Small forward Danuel House, a 2012 UnderArmour All-American, is the third threat to know. A star at Fort Bend Hightower, House was a borderline 5* prospect that surprised many when he chose the Cougars. House and Houston HYCA's Chicken Knowles (academically ineligible this season) gave Houston its best recruiting class in eons. A pure scorer (think Jordan Hamilton), House has somewhat struggled to adapt to the college game. He's third on the team with 12.4 PPG, along with 4.9 RPG, but has the potential to put up NBA Lottery Pick numbers in future seasons.
Redshirt freshman Jherrod Stiggers backs up House and Young on the wing. He's primarily a perimeter shooter, hitting 39.8% (66-166) from distance this year. Another wing freshman, LeRon Barnes, has a worse O-Rtg than Cameron Ridley. That's hard to beat.
Houston's problems arise at the 1 and the 5. Point guard has been a revolving door all season, with junior Tione Womack the current starter.
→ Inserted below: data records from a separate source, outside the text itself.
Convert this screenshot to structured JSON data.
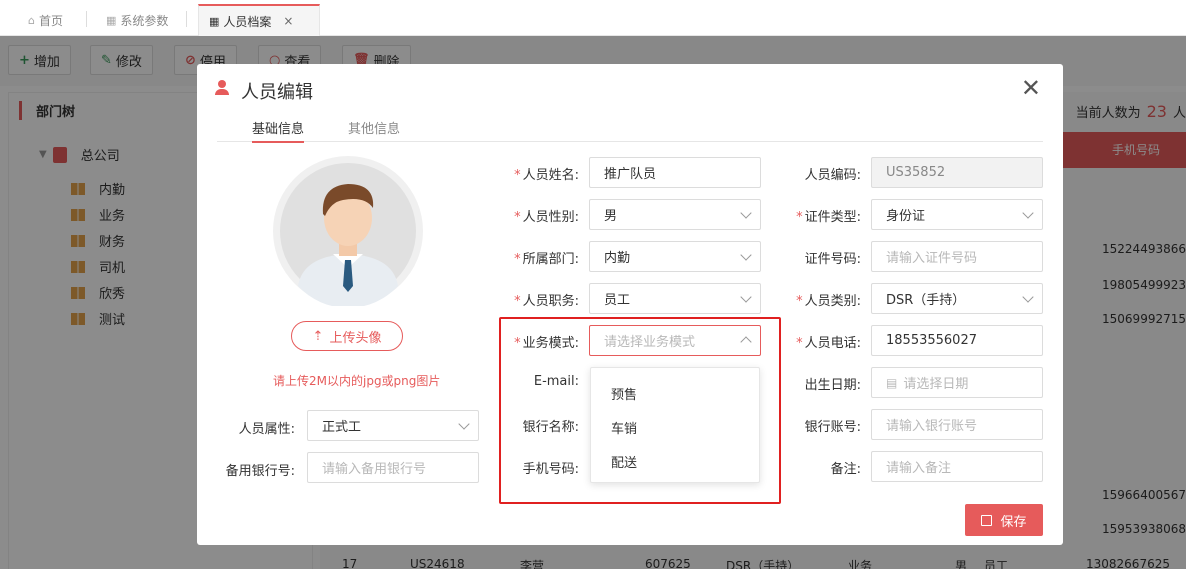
{
  "tabs": [
    {
      "icon": "home-icon",
      "label": "首页"
    },
    {
      "icon": "grid-icon",
      "label": "系统参数"
    },
    {
      "icon": "grid-icon",
      "label": "人员档案",
      "close": "×"
    }
  ],
  "toolbar": {
    "buttons": [
      "增加",
      "修改",
      "停用",
      "查看",
      "删除"
    ]
  },
  "tree": {
    "title": "部门树",
    "root": "总公司",
    "children": [
      "内勤",
      "业务",
      "财务",
      "司机",
      "欣秀",
      "测试"
    ]
  },
  "grid": {
    "count_label": "当前人数为",
    "count_value": "23",
    "count_suffix": "人",
    "last_col_header": "手机号码",
    "phones": [
      "15224493866",
      "19805499923",
      "15069992715",
      "15966400567",
      "15953938068",
      "13082667625"
    ],
    "last_row": {
      "index": "17",
      "code": "US24618",
      "name": "李营",
      "id": "607625",
      "category": "DSR（手持）",
      "mode": "业务",
      "gender": "男",
      "role": "员工"
    }
  },
  "modal": {
    "title": "人员编辑",
    "close": "✕",
    "tabs": [
      "基础信息",
      "其他信息"
    ],
    "upload_label": "上传头像",
    "upload_hint": "请上传2M以内的jpg或png图片",
    "save_label": "保存",
    "left_fields": {
      "attr_label": "人员属性:",
      "attr_value": "正式工",
      "bank_backup_label": "备用银行号:",
      "bank_backup_placeholder": "请输入备用银行号"
    },
    "fields": {
      "name_label": "人员姓名:",
      "name_value": "推广队员",
      "code_label": "人员编码:",
      "code_value": "US35852",
      "gender_label": "人员性别:",
      "gender_value": "男",
      "cert_type_label": "证件类型:",
      "cert_type_value": "身份证",
      "dept_label": "所属部门:",
      "dept_value": "内勤",
      "cert_no_label": "证件号码:",
      "cert_no_placeholder": "请输入证件号码",
      "job_label": "人员职务:",
      "job_value": "员工",
      "category_label": "人员类别:",
      "category_value": "DSR（手持）",
      "mode_label": "业务模式:",
      "mode_placeholder": "请选择业务模式",
      "phone_label": "人员电话:",
      "phone_value": "18553556027",
      "email_label": "E-mail:",
      "birth_label": "出生日期:",
      "birth_placeholder": "请选择日期",
      "bank_name_label": "银行名称:",
      "bank_acct_label": "银行账号:",
      "bank_acct_placeholder": "请输入银行账号",
      "mobile_label": "手机号码:",
      "remark_label": "备注:",
      "remark_placeholder": "请输入备注"
    },
    "mode_options": [
      "预售",
      "车销",
      "配送"
    ]
  },
  "colors": {
    "accent": "#e65b5b",
    "highlight": "#e02020"
  }
}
Womack and Brandon Morris are both first-year JUCO transfers. Neither is very good. Womack is more of a slasher/distributor, while Morris is the scorer. Sophomore J.J. Thompson played with 2013 5* Keith Frazier at Irving. Thompson was mediocre but promising as a freshman, but has suffered from major confidence issues as a sophomore.
Sophomore Mikhael McLean and senior Leon Gibson rotate at the 5. Purely based on stats, Gibson profiles as the better player with solid rebounding and shooting rates. Like Texas' Sheldon McClellan, Gibson gets in the doghouse with bad effort and dumb play.
Junior J.J. Richardson, a Pitt transfer, has struggled with a foot injury all year but may get spot minutes in the paint. Houston's defensive lineup would be buoyed by freshman Valentine Izundu. Unfortunately, the Lamar Consolidated graduate is like a homeless man's Prince Ibeh and has zero concept of basketball fundamentals. Note that Izundu has sat out the past two games with a hyper-extended knee.
In a game of 2-on-2, Houston's duo of Thomas and Young could square off against the best in the country. Unfortunately, basketball is a five-man game, and the drop-off is precipitous. Offensively, Myck Kabongo should have a field day. All of UH's point guards are undersized and bad defenders. Young is equally mediocre at D, and Dickey isn't likely to risk foul trouble by playing Young on Kabongo anyway.
If Texas had a plus 4, the Longhorns could have focused their interior attack on Thomas. He can defend fine, but doesn't have great lateral quickness, and neither McLean nor Gibson are threats as help defenders. Unfortunately, Jonathan Holmes has averaged just 4.6 PPG since returning from injury, and Connor Lammert's high post game won't get Thomas in hot water.
Houston really has no plus defenders aside from the little-used Izundu. Even with Texas' shooting struggles, the Longhorns should be able to manufacture points by attacking the Cougars' soft D. Conversely, Houston is a decent shooting team that has slashing capabilities in House and Young. DeMarcus Holland and Julien Lewis will have their hands full with Young, and the freshman matchup of Ioannis Papapetrou and House will also be interesting.
The Cougars are 31-32 all-time against their former SWC rival, and Houston fans would love to stick it to Texas with an "even it up" win. There will be at least one Burnt Orange fan in Hofheinz, though, hoping for a Texas victory.
Houston: G - Brandon Morris (#2 - Jr.) | G - J.J. Thompson (#3 - So.) | G - Jherrod Stiggers (#21 - Fr.) | F - J.J. Richardson (#55 - Jr.) | F - LeRon Barnes (#4 - Fr.) | F - Leon Gibson (#15 - Sr.) | C - Valentine Izundu (#45 - Fr.)
Texas: F - Jaylen Bond (#5 - So. - Announced Transfer)
TEXAS (16-17) at Houston (19-12)
Wed., March 20, 2013 • 8 p.m. CT
Houston, Texas • Hofheinz Pavilion